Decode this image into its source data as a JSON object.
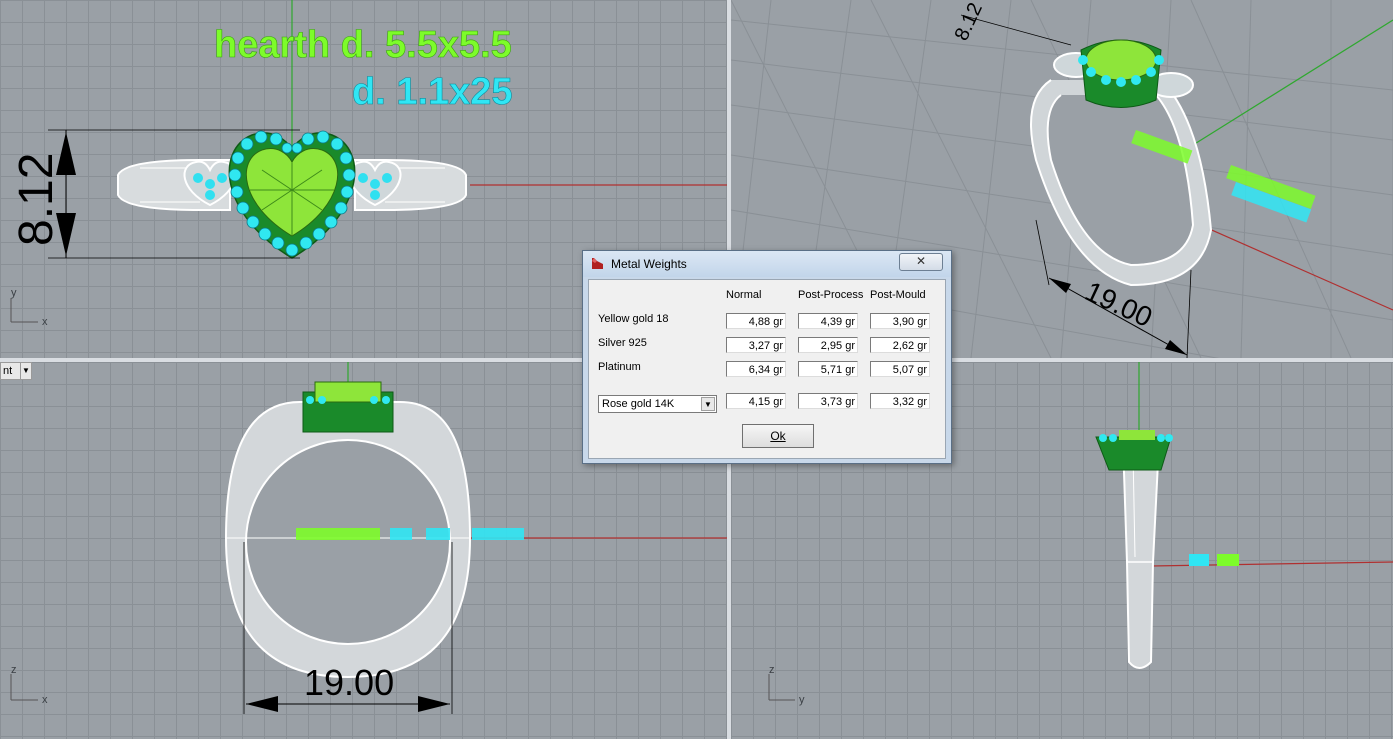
{
  "viewport_top": {
    "annotation_green": "hearth d. 5.5x5.5",
    "annotation_cyan": "d. 1.1x25",
    "dimension": "8.12",
    "axis_x": "x",
    "axis_y": "y"
  },
  "viewport_perspective": {
    "dimension_top": "8.12",
    "dimension_bottom": "19.00"
  },
  "viewport_front": {
    "label": "nt",
    "dimension": "19.00",
    "axis_x": "x",
    "axis_z": "z"
  },
  "viewport_right": {
    "axis_y": "y",
    "axis_z": "z"
  },
  "dialog": {
    "title": "Metal Weights",
    "close_label": "✕",
    "headers": [
      "Normal",
      "Post-Process",
      "Post-Mould"
    ],
    "rows": [
      {
        "label": "Yellow gold 18",
        "normal": "4,88 gr",
        "post_process": "4,39 gr",
        "post_mould": "3,90 gr"
      },
      {
        "label": "Silver 925",
        "normal": "3,27 gr",
        "post_process": "2,95 gr",
        "post_mould": "2,62 gr"
      },
      {
        "label": "Platinum",
        "normal": "6,34 gr",
        "post_process": "5,71 gr",
        "post_mould": "5,07 gr"
      }
    ],
    "selected_metal": {
      "label": "Rose gold 14K",
      "normal": "4,15 gr",
      "post_process": "3,73 gr",
      "post_mould": "3,32 gr"
    },
    "ok_label": "Ok"
  }
}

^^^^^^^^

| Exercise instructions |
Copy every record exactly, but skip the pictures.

| Final answer |
Decode this image into its source data as a JSON object.
{
  "viewport_top": {
    "annotation_green": "hearth d. 5.5x5.5",
    "annotation_cyan": "d. 1.1x25",
    "dimension": "8.12",
    "axis_x": "x",
    "axis_y": "y"
  },
  "viewport_perspective": {
    "dimension_top": "8.12",
    "dimension_bottom": "19.00"
  },
  "viewport_front": {
    "label": "nt",
    "dimension": "19.00",
    "axis_x": "x",
    "axis_z": "z"
  },
  "viewport_right": {
    "axis_y": "y",
    "axis_z": "z"
  },
  "dialog": {
    "title": "Metal Weights",
    "close_label": "✕",
    "headers": [
      "Normal",
      "Post-Process",
      "Post-Mould"
    ],
    "rows": [
      {
        "label": "Yellow gold 18",
        "normal": "4,88 gr",
        "post_process": "4,39 gr",
        "post_mould": "3,90 gr"
      },
      {
        "label": "Silver 925",
        "normal": "3,27 gr",
        "post_process": "2,95 gr",
        "post_mould": "2,62 gr"
      },
      {
        "label": "Platinum",
        "normal": "6,34 gr",
        "post_process": "5,71 gr",
        "post_mould": "5,07 gr"
      }
    ],
    "selected_metal": {
      "label": "Rose gold 14K",
      "normal": "4,15 gr",
      "post_process": "3,73 gr",
      "post_mould": "3,32 gr"
    },
    "ok_label": "Ok"
  }
}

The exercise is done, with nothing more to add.